**AIM OF THE EXERCISE:** Your answer must be the listing, given again word for word.

◆ ◆ ◆ ◆ ◆

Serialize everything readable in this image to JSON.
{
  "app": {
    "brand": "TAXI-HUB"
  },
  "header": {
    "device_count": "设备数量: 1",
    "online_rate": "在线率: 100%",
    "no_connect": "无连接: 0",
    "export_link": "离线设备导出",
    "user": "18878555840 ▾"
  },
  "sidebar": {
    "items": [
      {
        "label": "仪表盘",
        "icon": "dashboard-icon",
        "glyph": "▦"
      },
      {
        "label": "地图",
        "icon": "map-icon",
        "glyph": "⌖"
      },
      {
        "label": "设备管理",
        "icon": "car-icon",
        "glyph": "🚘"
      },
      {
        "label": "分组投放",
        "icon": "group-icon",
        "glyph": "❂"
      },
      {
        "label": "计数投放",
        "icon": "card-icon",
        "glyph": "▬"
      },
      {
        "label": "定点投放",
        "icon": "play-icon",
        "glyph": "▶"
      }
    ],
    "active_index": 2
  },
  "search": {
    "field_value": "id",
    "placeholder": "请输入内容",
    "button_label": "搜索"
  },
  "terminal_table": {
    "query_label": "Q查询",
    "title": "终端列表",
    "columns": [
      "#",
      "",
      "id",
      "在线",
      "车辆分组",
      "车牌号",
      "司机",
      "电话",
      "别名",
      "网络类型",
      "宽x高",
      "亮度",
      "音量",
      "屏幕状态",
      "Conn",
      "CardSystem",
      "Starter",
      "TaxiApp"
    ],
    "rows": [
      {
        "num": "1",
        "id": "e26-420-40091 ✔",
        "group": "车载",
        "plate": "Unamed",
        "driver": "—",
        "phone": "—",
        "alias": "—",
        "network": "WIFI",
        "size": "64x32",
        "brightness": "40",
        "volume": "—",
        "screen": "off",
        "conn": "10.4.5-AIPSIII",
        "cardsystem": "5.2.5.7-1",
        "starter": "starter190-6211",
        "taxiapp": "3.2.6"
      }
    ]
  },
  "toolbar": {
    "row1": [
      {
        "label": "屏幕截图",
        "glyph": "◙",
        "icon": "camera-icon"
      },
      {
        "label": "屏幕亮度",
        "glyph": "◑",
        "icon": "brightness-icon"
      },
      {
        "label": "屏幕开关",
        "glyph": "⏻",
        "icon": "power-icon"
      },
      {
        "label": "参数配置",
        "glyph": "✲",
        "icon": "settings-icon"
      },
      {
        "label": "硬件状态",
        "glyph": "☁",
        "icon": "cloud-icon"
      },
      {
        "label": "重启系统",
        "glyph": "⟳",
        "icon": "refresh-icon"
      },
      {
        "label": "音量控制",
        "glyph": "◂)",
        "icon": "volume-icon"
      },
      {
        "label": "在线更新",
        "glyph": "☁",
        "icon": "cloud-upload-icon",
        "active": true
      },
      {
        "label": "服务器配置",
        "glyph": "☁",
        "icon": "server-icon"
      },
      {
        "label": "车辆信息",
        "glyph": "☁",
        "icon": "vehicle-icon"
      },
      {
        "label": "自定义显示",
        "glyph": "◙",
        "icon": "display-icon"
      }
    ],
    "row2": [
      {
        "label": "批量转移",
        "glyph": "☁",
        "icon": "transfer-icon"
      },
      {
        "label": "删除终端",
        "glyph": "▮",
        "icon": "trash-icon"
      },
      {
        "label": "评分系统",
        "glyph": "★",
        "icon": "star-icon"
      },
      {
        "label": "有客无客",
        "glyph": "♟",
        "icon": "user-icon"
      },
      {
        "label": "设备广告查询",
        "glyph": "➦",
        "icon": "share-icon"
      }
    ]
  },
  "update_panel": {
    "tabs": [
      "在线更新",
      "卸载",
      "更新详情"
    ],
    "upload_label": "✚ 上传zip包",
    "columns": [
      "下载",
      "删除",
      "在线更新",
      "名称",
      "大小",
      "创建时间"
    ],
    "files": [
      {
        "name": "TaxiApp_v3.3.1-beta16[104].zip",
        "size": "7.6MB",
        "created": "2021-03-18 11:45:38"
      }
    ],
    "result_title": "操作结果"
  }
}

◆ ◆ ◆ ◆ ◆

**ANSWER TO THIS TASK:**
Serialize everything readable in this image to JSON.
{
  "app": {
    "brand": "TAXI-HUB"
  },
  "header": {
    "device_count": "设备数量: 1",
    "online_rate": "在线率: 100%",
    "no_connect": "无连接: 0",
    "export_link": "离线设备导出",
    "user": "18878555840 ▾"
  },
  "sidebar": {
    "items": [
      {
        "label": "仪表盘",
        "icon": "dashboard-icon",
        "glyph": "▦"
      },
      {
        "label": "地图",
        "icon": "map-icon",
        "glyph": "⌖"
      },
      {
        "label": "设备管理",
        "icon": "car-icon",
        "glyph": "🚘"
      },
      {
        "label": "分组投放",
        "icon": "group-icon",
        "glyph": "❂"
      },
      {
        "label": "计数投放",
        "icon": "card-icon",
        "glyph": "▬"
      },
      {
        "label": "定点投放",
        "icon": "play-icon",
        "glyph": "▶"
      }
    ],
    "active_index": 2
  },
  "search": {
    "field_value": "id",
    "placeholder": "请输入内容",
    "button_label": "搜索"
  },
  "terminal_table": {
    "query_label": "Q查询",
    "title": "终端列表",
    "columns": [
      "#",
      "",
      "id",
      "在线",
      "车辆分组",
      "车牌号",
      "司机",
      "电话",
      "别名",
      "网络类型",
      "宽x高",
      "亮度",
      "音量",
      "屏幕状态",
      "Conn",
      "CardSystem",
      "Starter",
      "TaxiApp"
    ],
    "rows": [
      {
        "num": "1",
        "id": "e26-420-40091 ✔",
        "group": "车载",
        "plate": "Unamed",
        "driver": "—",
        "phone": "—",
        "alias": "—",
        "network": "WIFI",
        "size": "64x32",
        "brightness": "40",
        "volume": "—",
        "screen": "off",
        "conn": "10.4.5-AIPSIII",
        "cardsystem": "5.2.5.7-1",
        "starter": "starter190-6211",
        "taxiapp": "3.2.6"
      }
    ]
  },
  "toolbar": {
    "row1": [
      {
        "label": "屏幕截图",
        "glyph": "◙",
        "icon": "camera-icon"
      },
      {
        "label": "屏幕亮度",
        "glyph": "◑",
        "icon": "brightness-icon"
      },
      {
        "label": "屏幕开关",
        "glyph": "⏻",
        "icon": "power-icon"
      },
      {
        "label": "参数配置",
        "glyph": "✲",
        "icon": "settings-icon"
      },
      {
        "label": "硬件状态",
        "glyph": "☁",
        "icon": "cloud-icon"
      },
      {
        "label": "重启系统",
        "glyph": "⟳",
        "icon": "refresh-icon"
      },
      {
        "label": "音量控制",
        "glyph": "◂)",
        "icon": "volume-icon"
      },
      {
        "label": "在线更新",
        "glyph": "☁",
        "icon": "cloud-upload-icon",
        "active": true
      },
      {
        "label": "服务器配置",
        "glyph": "☁",
        "icon": "server-icon"
      },
      {
        "label": "车辆信息",
        "glyph": "☁",
        "icon": "vehicle-icon"
      },
      {
        "label": "自定义显示",
        "glyph": "◙",
        "icon": "display-icon"
      }
    ],
    "row2": [
      {
        "label": "批量转移",
        "glyph": "☁",
        "icon": "transfer-icon"
      },
      {
        "label": "删除终端",
        "glyph": "▮",
        "icon": "trash-icon"
      },
      {
        "label": "评分系统",
        "glyph": "★",
        "icon": "star-icon"
      },
      {
        "label": "有客无客",
        "glyph": "♟",
        "icon": "user-icon"
      },
      {
        "label": "设备广告查询",
        "glyph": "➦",
        "icon": "share-icon"
      }
    ]
  },
  "update_panel": {
    "tabs": [
      "在线更新",
      "卸载",
      "更新详情"
    ],
    "upload_label": "✚ 上传zip包",
    "columns": [
      "下载",
      "删除",
      "在线更新",
      "名称",
      "大小",
      "创建时间"
    ],
    "files": [
      {
        "name": "TaxiApp_v3.3.1-beta16[104].zip",
        "size": "7.6MB",
        "created": "2021-03-18 11:45:38"
      }
    ],
    "result_title": "操作结果"
  }
}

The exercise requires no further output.